Being branded by the business school
Book chapter, 2017

This chapter focuses on the relatively neglected domain of branding and the academic labour process, in particular in business schools. It is increasingly accepted that brands are not only marketing tools, they also potentially instruct and direct organizational members. In other words, branding is a means by which managers or leaders can exert control in the labour process through targeting employee subjectivities. Employer branding entails the alignment of employees, typically in service occupations, with how they profile themselves outwards to customers. Successful image management and branding tends to interact with identity. Kärreman and Rylander argues that branding activities can more fruitfully be seen as the management of meaning rather than as benign marketing tools. Professional labour in academia is both simultaneously consuming the brand and producing it. Accordingly, much of the performance of academic labour can be understood as branding work, that is, doing things to market the business school or university brand to an external audience.

Author

Tony Huzzard

Chalmers, Technology Management and Economics, Service Management and Logistics

Lund University

Allanah Johnston

Newcastle University

The Corporatization of the Business School: Minerva Meets the Market

128-145

Subject Categories

Work Sciences

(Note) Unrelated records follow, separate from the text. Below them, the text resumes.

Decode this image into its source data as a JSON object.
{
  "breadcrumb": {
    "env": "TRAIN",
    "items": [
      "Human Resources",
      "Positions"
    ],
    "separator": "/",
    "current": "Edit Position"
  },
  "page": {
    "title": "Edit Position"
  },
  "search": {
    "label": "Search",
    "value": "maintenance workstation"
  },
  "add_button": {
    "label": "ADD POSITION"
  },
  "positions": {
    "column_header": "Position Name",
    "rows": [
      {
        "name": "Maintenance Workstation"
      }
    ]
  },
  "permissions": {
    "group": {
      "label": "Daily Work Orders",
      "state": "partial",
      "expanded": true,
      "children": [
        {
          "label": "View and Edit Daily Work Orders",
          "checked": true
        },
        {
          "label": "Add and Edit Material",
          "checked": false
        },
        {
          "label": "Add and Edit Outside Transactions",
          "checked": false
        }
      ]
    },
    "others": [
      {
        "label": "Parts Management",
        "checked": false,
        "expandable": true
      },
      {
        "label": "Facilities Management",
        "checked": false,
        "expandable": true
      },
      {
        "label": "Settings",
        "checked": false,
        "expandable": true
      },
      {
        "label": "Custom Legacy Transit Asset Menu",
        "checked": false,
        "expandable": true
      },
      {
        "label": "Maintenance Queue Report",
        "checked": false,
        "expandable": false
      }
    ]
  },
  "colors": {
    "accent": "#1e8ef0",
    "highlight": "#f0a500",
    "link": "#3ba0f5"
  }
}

Economic Geography

Business Administration

DOI

10.4324/9781315640594

More information

Latest update

11/26/2019